Under HB 2191 as amended, individuals could be in a position to borrow once again the following day.
Because these kinds of deals theoretically do include paying down the mortgage вЂ” only if for just one time before a loan that is new originated вЂ” they’re not considered renewals or rollovers, hence permitting serial usage of payday financing to keep unabated. In states by having a rollover ban, borrowers are stuck in on average nine loans each year, and payday loan providers make 60% of these income from borrowers with 12 or maybe more loans per year.
Since the Keystone Research Center describes in a brand new policy brief, Bankrupt by Design: Payday Lenders Target Pennsylvania performing Families:
Research and expertise in other states suggests that payday advances with triple-digit APRs and quick repayment dates trigger the accumulation of long-lasting financial obligation for working families, instead of serving as prompt school funding, given that industry frequently claims.
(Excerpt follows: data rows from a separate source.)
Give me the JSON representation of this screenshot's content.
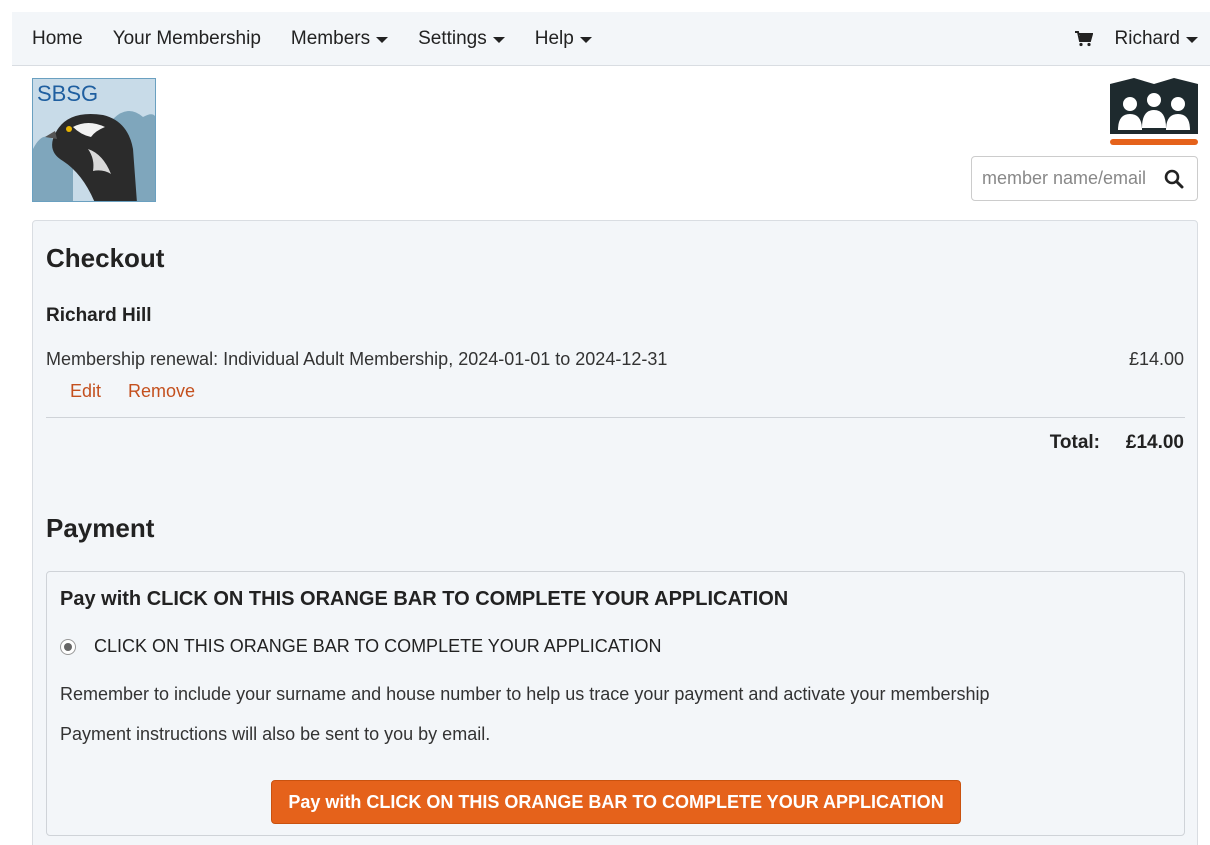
{
  "nav": {
    "items": [
      {
        "label": "Home",
        "dropdown": false
      },
      {
        "label": "Your Membership",
        "dropdown": false
      },
      {
        "label": "Members",
        "dropdown": true
      },
      {
        "label": "Settings",
        "dropdown": true
      },
      {
        "label": "Help",
        "dropdown": true
      }
    ],
    "cart_icon": "shopping-cart-icon",
    "user_label": "Richard"
  },
  "logo": {
    "text": "SBSG"
  },
  "search": {
    "placeholder": "member name/email",
    "icon": "search-icon"
  },
  "checkout": {
    "title": "Checkout",
    "member_name": "Richard Hill",
    "line_item": {
      "description": "Membership renewal: Individual Adult Membership, 2024-01-01 to 2024-12-31",
      "price": "£14.00",
      "edit_label": "Edit",
      "remove_label": "Remove"
    },
    "total_label": "Total:",
    "total_value": "£14.00"
  },
  "payment": {
    "title": "Payment",
    "heading": "Pay with CLICK ON THIS ORANGE BAR TO COMPLETE YOUR APPLICATION",
    "option_label": "CLICK ON THIS ORANGE BAR TO COMPLETE YOUR APPLICATION",
    "note_1": "Remember to include your surname and house number to help us trace your payment and activate your membership",
    "note_2": "Payment instructions will also be sent to you by email.",
    "button_label": "Pay with CLICK ON THIS ORANGE BAR TO COMPLETE YOUR APPLICATION"
  },
  "colors": {
    "accent": "#e5621b",
    "link": "#c4501e",
    "panel_bg": "#f3f6f9"
  }
}
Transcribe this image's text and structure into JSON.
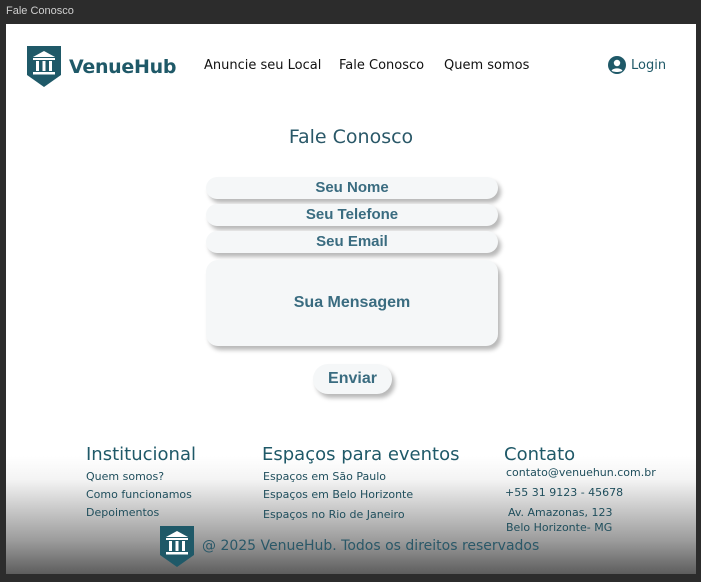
{
  "window": {
    "title": "Fale Conosco"
  },
  "header": {
    "brand": "VenueHub",
    "nav": [
      "Anuncie seu Local",
      "Fale Conosco",
      "Quem somos"
    ],
    "login": "Login"
  },
  "main": {
    "title": "Fale Conosco",
    "fields": {
      "name": "Seu Nome",
      "phone": "Seu Telefone",
      "email": "Seu Email",
      "message": "Sua Mensagem"
    },
    "submit": "Enviar"
  },
  "footer": {
    "institucional": {
      "title": "Institucional",
      "links": [
        "Quem somos?",
        "Como funcionamos",
        "Depoimentos"
      ]
    },
    "espacos": {
      "title": "Espaços para eventos",
      "links": [
        "Espaços em São Paulo",
        "Espaços em Belo Horizonte",
        "Espaços no Rio de Janeiro"
      ]
    },
    "contato": {
      "title": "Contato",
      "email": "contato@venuehun.com.br",
      "phone": "+55 31 9123 - 45678",
      "address1": "Av. Amazonas, 123",
      "address2": "Belo Horizonte- MG"
    },
    "copyright": "@ 2025 VenueHub. Todos os direitos reservados"
  },
  "colors": {
    "brand": "#1f5968",
    "field_bg": "#f5f7f8",
    "field_text": "#3a6c80"
  }
}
Clients typically don’t use a lender that is payday when; the typical payday debtor removes nine payday advances each year. Numerous borrowers cannot manage to pay the principal back, let alone the principal plus high interest and charges, fourteen days or less after borrowing.
When borrowers do repay the mortgage, they often times require a loan that is additional satisfy their currently founded bills and responsibilities. The dwelling associated with the payday product itself exploits the currently extended spending plans of low- and families that are moderate-income luring them into a financial obligation trap.
In todayвЂ™s committee meeting, Rep. Jesse White noted that in the appropriate practice assisting low-income rural families suffering bankruptcy, his customers usually identified their usage of payday financing (when it absolutely was appropriate in Pennsylvania) due to the fact point of which their monetary problems got away from control.
It really is no real surprise then that the typical payday debtor removes numerous (non-concurrent) loans within the 12 months, each and every time falling further behind on the bills. Additionally, it is why borrowers that are payday doubly prone to seek bankruptcy relief as applicants denied a quick payday loan. Payday loan providers succeed maybe maybe not by focusing on the completely destitute but by focusing on hopeless but resourceful people they can fit for the money.
Predatory lending that is paydaynвЂ™t just put the squeeze on borrowers; exorbitant costs leave borrowers with less cash to pay in goods and services, such as for instance lease and meals. This eventually ends up erasing an projected 1,843 jobs that are good the economy. In this manner, HB 2191, despite having amendments, would move funds from principal Street Pennsylvania to out-of-state and foreign lending that is payday.
Under present Pennsylvania legislation, payday financing at annual interest levels of 300% or even more is unlawful. ItвЂ™s additionally immoral. HB 2191 would do more problems for Pennsylvania than good.